Yeah! You may own property in Mexico, and we are here to help make the process easy and understandable. We'll walk you through each step and introduce you to all the people and resources you'll need to buy your property with complete peace of mind.
Within Mexico, you can purchase property(s) with a “simple emolument” in your own name, just as you would in the United States or Canada. But Mexican law has special exceptions determining property(s) within 31 miles of the coast and within 62 miles of the border, an area known as the restricted zone. Most of the properties shown on this site are located within this zone.
After 1970, the Mexican Government enacted laws to allow foreigners, as private individuals, to purchase property(s) in the restricted zone through a trust.
This trust, initially established for a term of 50 years and renewable for an additional 50 years, grants the beneficiary all property rights. You can use, modify, rent or sell your property. In the event of your death, the property passes to the beneficiary you have named without the need for probate. The current cost of setting up a Trust is around $3,000, and the fees to be paid each year after the second year is approximately $500. The initial charge of $3,000 Dollars covers the government fees for the Trust, fees of the bank establishing the Trust and TWO YEARS of maintenance fees. Your next payment will be due two years after the date of closing. Charges vary from bank to bank, and the annual retention fee depends on the value of the property.
Mexican Corporations and Visas
If you intend to use your property for business, it is easy to form a Mexican corporation, and in most cases it is not necessary to have a Mexican partner. The property can be purchased by the corporation and be 100% owned. The costs involved in establishing a corporation range from $1,800 to $3,000. The Mexican government currently requires monthly taxes, so plan to pay a Mexican accountant about $50 to $100 USD per month. It is also important that the principal officers of the corporation apply for and obtain FM3 Visas at the immigration office. This process is not difficult - you can do it yourself - or we can recommend legal assistance.
Inspections and Repairs
Here in Mexico, properties are sold "as is, where is." Sellers will generally not agree to make repairs.
We do our best to present properties accurately, but based on the information given to us by the sellers. As Tierra Yucatan (and sister corporation Tierra Maya del Sureste, SA de CV) are not responsible for any discrepancy or representation on the part of the seller, please consult a competent engineer, accountant, lawyer or professional to verify the information.

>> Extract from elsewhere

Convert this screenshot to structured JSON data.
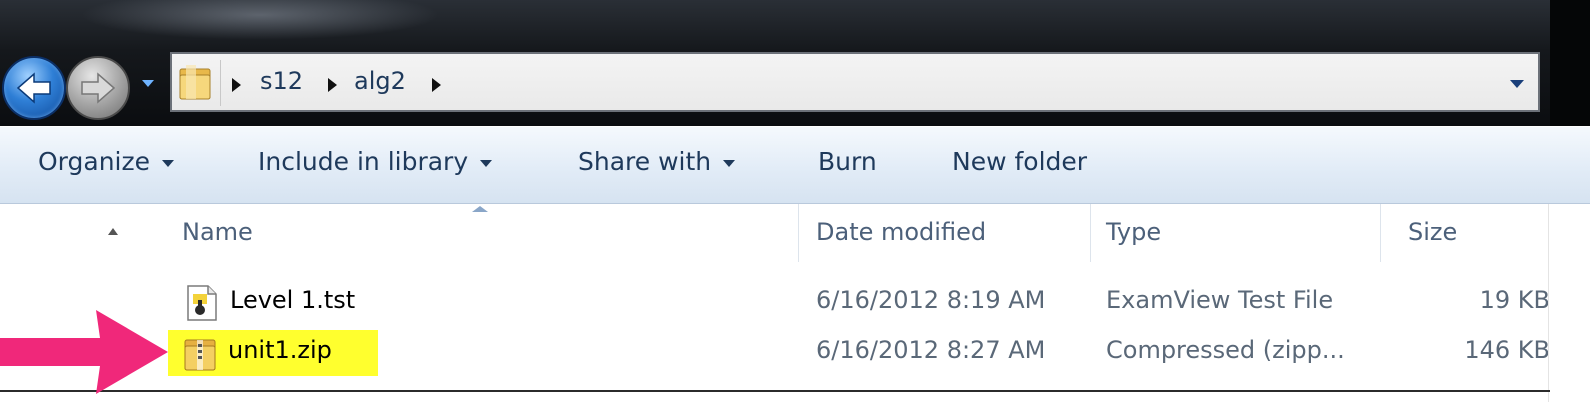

There are no inspection companies in Mexico like there are in the US, and no vendor access is required. In general, as our foundations sit on solid rock and there are no tremors in this region, any property defects would be immediately apparent. The roofs are generally made of cement, and still, the leaks will be evident. Unremodeled older homes will need new wiring and probably new plumbing to bring them up to modern standards. You should also know that electrical and plumbing features in homes we promote as remodeled may not meet American standards, as few authority inspections are performed, and the experience of local electricians and plumbers may vary. We will gladly provide you with a list of plumbers, electricians, etc. of which you can choose, but we are not responsible for your work!

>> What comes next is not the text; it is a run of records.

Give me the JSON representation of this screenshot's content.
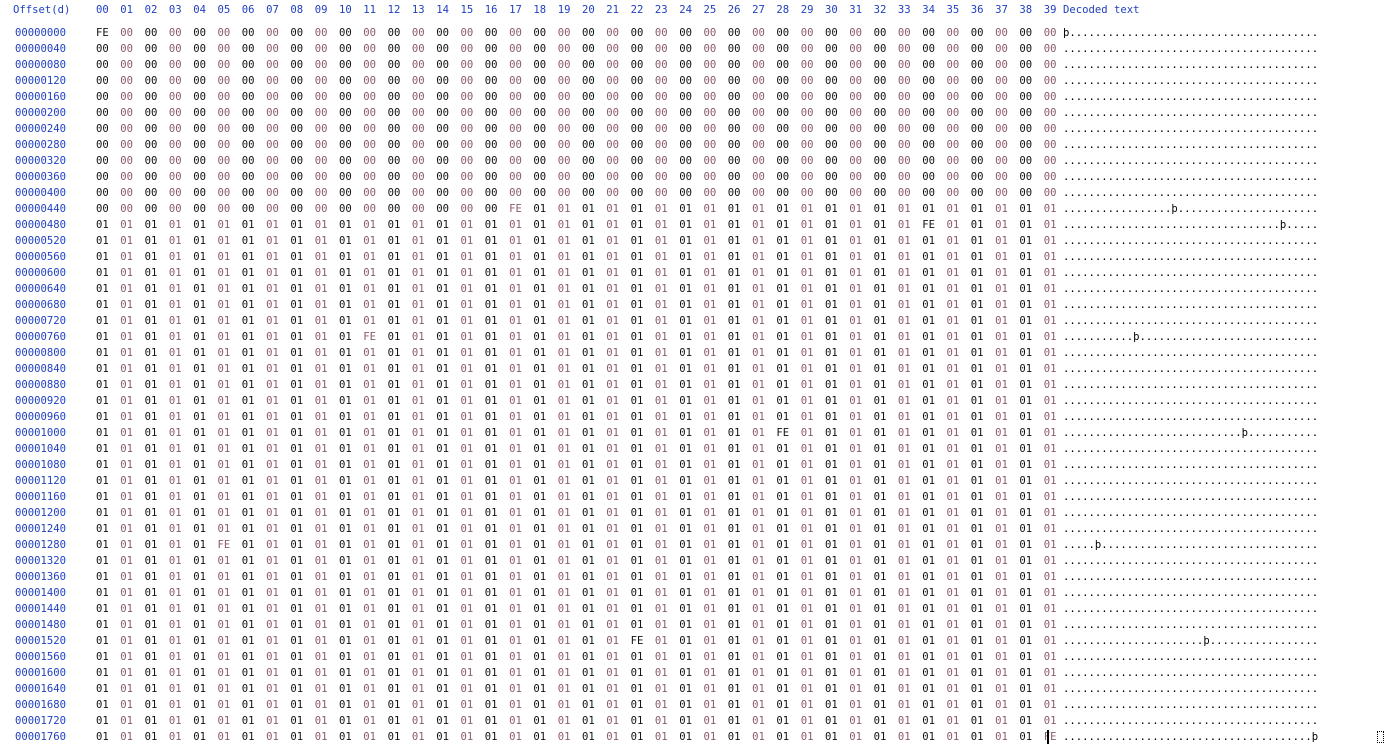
{
  "header": {
    "offset_label": "Offset(d)",
    "columns": [
      "00",
      "01",
      "02",
      "03",
      "04",
      "05",
      "06",
      "07",
      "08",
      "09",
      "10",
      "11",
      "12",
      "13",
      "14",
      "15",
      "16",
      "17",
      "18",
      "19",
      "20",
      "21",
      "22",
      "23",
      "24",
      "25",
      "26",
      "27",
      "28",
      "29",
      "30",
      "31",
      "32",
      "33",
      "34",
      "35",
      "36",
      "37",
      "38",
      "39"
    ],
    "decoded_label": "Decoded text"
  },
  "offsets": [
    "00000000",
    "00000040",
    "00000080",
    "00000120",
    "00000160",
    "00000200",
    "00000240",
    "00000280",
    "00000320",
    "00000360",
    "00000400",
    "00000440",
    "00000480",
    "00000520",
    "00000560",
    "00000600",
    "00000640",
    "00000680",
    "00000720",
    "00000760",
    "00000800",
    "00000840",
    "00000880",
    "00000920",
    "00000960",
    "00001000",
    "00001040",
    "00001080",
    "00001120",
    "00001160",
    "00001200",
    "00001240",
    "00001280",
    "00001320",
    "00001360",
    "00001400",
    "00001440",
    "00001480",
    "00001520",
    "00001560",
    "00001600",
    "00001640",
    "00001680",
    "00001720",
    "00001760"
  ],
  "bytes": {
    "zero": "00",
    "one": "01",
    "marker": "FE",
    "fill_zero_until": 457,
    "marker_positions": [
      0,
      457,
      514,
      771,
      1028,
      1285,
      1542,
      1799
    ]
  },
  "decoded": {
    "nonprint_char": ".",
    "marker_char": "þ"
  },
  "colors": {
    "offset_blue": "#1f3fbf",
    "byte_even": "#111111",
    "byte_odd": "#8a5a66"
  }
}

In Mexico, the normal practice is for your real estate attorney to prepare a contract (Promise of Sale) which must be signed by you and the seller, with specific details of the transaction. This is done AFTER the title has been confirmed to be free of liens or mortgages or any other legal issues that prevented the sale of this property. At this point, an agreed amount is paid directly to the seller to secure the sale. If the seller does not comply for any reason with the agreement, he must refund his money AND pay a penalty. Mexican law protects you under this legal agreement. If you will not be able to be in Mexico and you want us to represent you in the signing of the legal documents, the Promise of Sale and/or the Closing, you must leave a special limited Power of Attorney allowing us to do so. The cost of preparing